Project description:The Skeletal muscle is a metabolic active tissue that secretes various proteins. These so called myokines act auto-, para- and endocrine affecting muscle physiology and exert systemic effects on other tissues and organs. Myokines are also described to play a crucial role in the pathophysiology of metabolic diseases. Combining three different mass spectrometry based non-targeted and one antibody based targeted approach we investigated the secretome of differentiated primary human skeletal muscle cells derived from adult donors. A total of 548 non-redundant proteins were detected by combined proteomic profiling. Expression was confirmed on mRNA level for 501. Stringent consecutive filtering recruiting several database, i.e. SignalP, SecretomeP and ER_retention signals, the computational analysis assigned 306 as secretory proteins including 33 potentially novel myokines. This comprehensive profiling study of the human skeletal muscle secretome expands our knowledge of the composition of the human myokinome and further highlights the pivotal role of myokines in the regulation of multiple biological processes.
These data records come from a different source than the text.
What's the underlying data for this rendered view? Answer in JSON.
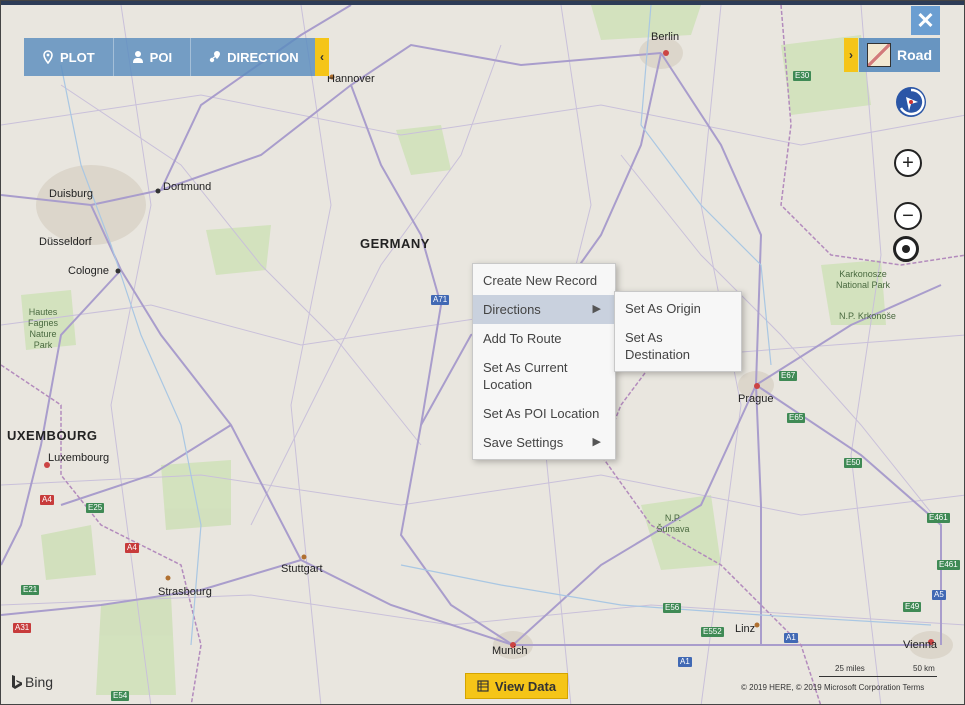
{
  "toolbar": {
    "plot": "PLOT",
    "poi": "POI",
    "direction": "DIRECTION"
  },
  "map_style": {
    "label": "Road"
  },
  "map_labels": {
    "countries": [
      "GERMANY",
      "UXEMBOURG"
    ],
    "cities": [
      "Berlin",
      "Hannover",
      "Dortmund",
      "Duisburg",
      "Düsseldorf",
      "Cologne",
      "Luxembourg",
      "Stuttgart",
      "Strasbourg",
      "Munich",
      "Prague",
      "Linz",
      "Vienna"
    ],
    "regions": [
      "Hautes Fagnes Nature Park",
      "Karkonosze National Park",
      "N.P. Krkonoše",
      "N.P. Šumava"
    ],
    "roads": [
      "A71",
      "E30",
      "E67",
      "E65",
      "E50",
      "E461",
      "E461",
      "A5",
      "E49",
      "A1",
      "E552",
      "E56",
      "A1",
      "A4",
      "A4",
      "E25",
      "E21",
      "A31",
      "E54"
    ]
  },
  "context_menu": {
    "items": [
      "Create New Record",
      "Directions",
      "Add To Route",
      "Set As Current Location",
      "Set As POI Location",
      "Save Settings"
    ]
  },
  "submenu": {
    "items": [
      "Set As Origin",
      "Set As Destination"
    ]
  },
  "bottom": {
    "view_data": "View Data",
    "bing": "Bing",
    "scale_miles": "25 miles",
    "scale_km": "50 km",
    "copyright": "© 2019 HERE, © 2019 Microsoft Corporation  Terms"
  },
  "colors": {
    "accent": "#f5c518",
    "toolbar": "#5a8cbe",
    "road_major": "#9c8fc4",
    "land": "#e9e6df",
    "park": "#c8dcb0"
  },
  "icons": [
    "pin-icon",
    "person-icon",
    "direction-icon",
    "close-icon",
    "zoom-in-icon",
    "zoom-out-icon",
    "locate-icon",
    "compass-icon",
    "table-icon",
    "bing-logo-icon"
  ]
}
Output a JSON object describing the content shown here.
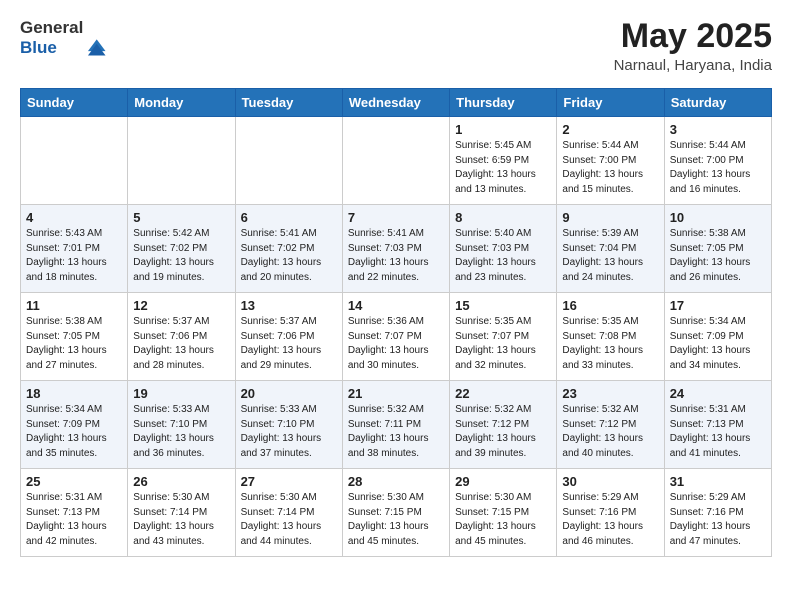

We performed gene expression microarray analysis of primary human myotubes derived from twelve healthy individuals